Unbeknownst to the ancients, we orbit around the sun. And, unlike what you learn in science class, the real simplicity wasn't understanding that the earth is not the center of the universe, it was realizing that we orbit in elliptical orbits, not perfect circles.
Thus, the moon gets closer or farther from us throughout it's orbit. And because the earth-moon system is orbiting around the sun, this means that sometimes the perigee (when the moon is closer to Earth) lines up with a full moon and sometimes it lines up with a new moon or somewhere in between.
The thing that I didn't realize until I was an adult is what it really means to have the full moon. It means that the moon and sun are on opposite sides of the planet. If the orbits align especially right, there's a lunar eclipse.
But what this also means is that the full moon is rising exactly as the sun is setting.
And, from that, one will realize that the best time to get a shot where the moon is about at the same exposure value as the terrain starts a few days before the full moon and continues until the full moon.
We've got a lot of sunrises and sunsets, but a little over one order of magnitude less full moons. It's not the sort of number one could count and consider themselves lucky about... like seeing Haley's Comet twice in one's lifespan... but it's more palatable.

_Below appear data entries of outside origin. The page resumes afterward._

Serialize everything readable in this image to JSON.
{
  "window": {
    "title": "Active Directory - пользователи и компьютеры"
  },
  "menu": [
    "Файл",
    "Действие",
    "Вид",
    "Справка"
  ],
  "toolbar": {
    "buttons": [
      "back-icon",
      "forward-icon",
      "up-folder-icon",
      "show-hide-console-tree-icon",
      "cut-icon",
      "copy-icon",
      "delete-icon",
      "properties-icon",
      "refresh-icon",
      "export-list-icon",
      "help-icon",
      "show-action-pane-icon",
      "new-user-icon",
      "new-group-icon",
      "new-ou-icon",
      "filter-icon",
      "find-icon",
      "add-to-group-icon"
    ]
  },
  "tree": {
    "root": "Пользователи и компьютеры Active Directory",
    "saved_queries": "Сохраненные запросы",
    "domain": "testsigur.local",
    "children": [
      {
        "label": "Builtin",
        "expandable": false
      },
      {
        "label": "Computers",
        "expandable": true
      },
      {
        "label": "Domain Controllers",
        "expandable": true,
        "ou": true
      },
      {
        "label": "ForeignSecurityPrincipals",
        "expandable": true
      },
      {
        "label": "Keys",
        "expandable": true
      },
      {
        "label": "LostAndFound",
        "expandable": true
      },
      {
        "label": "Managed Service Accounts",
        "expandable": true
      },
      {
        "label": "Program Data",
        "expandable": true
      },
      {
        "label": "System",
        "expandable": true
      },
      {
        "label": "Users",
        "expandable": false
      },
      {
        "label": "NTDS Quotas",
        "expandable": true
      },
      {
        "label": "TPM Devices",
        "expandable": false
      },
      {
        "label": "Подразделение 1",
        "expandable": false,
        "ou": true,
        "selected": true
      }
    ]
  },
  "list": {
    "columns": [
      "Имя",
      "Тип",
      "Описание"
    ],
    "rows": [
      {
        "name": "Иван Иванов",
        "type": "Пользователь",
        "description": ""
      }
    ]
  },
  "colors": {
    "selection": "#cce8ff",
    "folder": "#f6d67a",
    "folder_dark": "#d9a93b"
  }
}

The wife and I went to Bodega Bay because there were excellent discounts mid-winter. And it turned out to be quite a beautiful trip that we had tons of fun on, and I even timed the dinner reservation to be such that we'd have time to catch the sunset/moonrise, then eat, then do some super-long exposure shooting.
You'll presently find that I have an overdeveloped awareness of where the moon is, and if you walk or bike with me and it's out in the sky, I'll probably point it out.
I should also note that it's 40 years since Apollo 11. I was not alive for this. Most of my lifespan has been spent watching NASA go up and down from low earth orbit. And the shuttle is going to fly for the last time sometime next year. At the moment, there is a commission out there trying to figure out what to do with the space program, given that the direction it's going right now (which you might have seen glossy pictures of) is looking more and more like a dead end that will end up doing even less than the space shuttle. You might question why we're bothering spending money on the space program with the economy and the poor and whatnot. I can assure you that the space program is less than a percent of the federal expenditures, so were they to cut NASA's budget entirely, it wouldn't make room for anything particularly useful.
Also, if you consider the way that my life has turned out so far, I tend to think that, without the space program, I'd probably have had a lot less drive to make it through school. Sure I'm not an astronaut, but the idea of somewhere in my future having some part of space exploration sure made science class a hundred times easier to focus in, no?
This was in January 2009.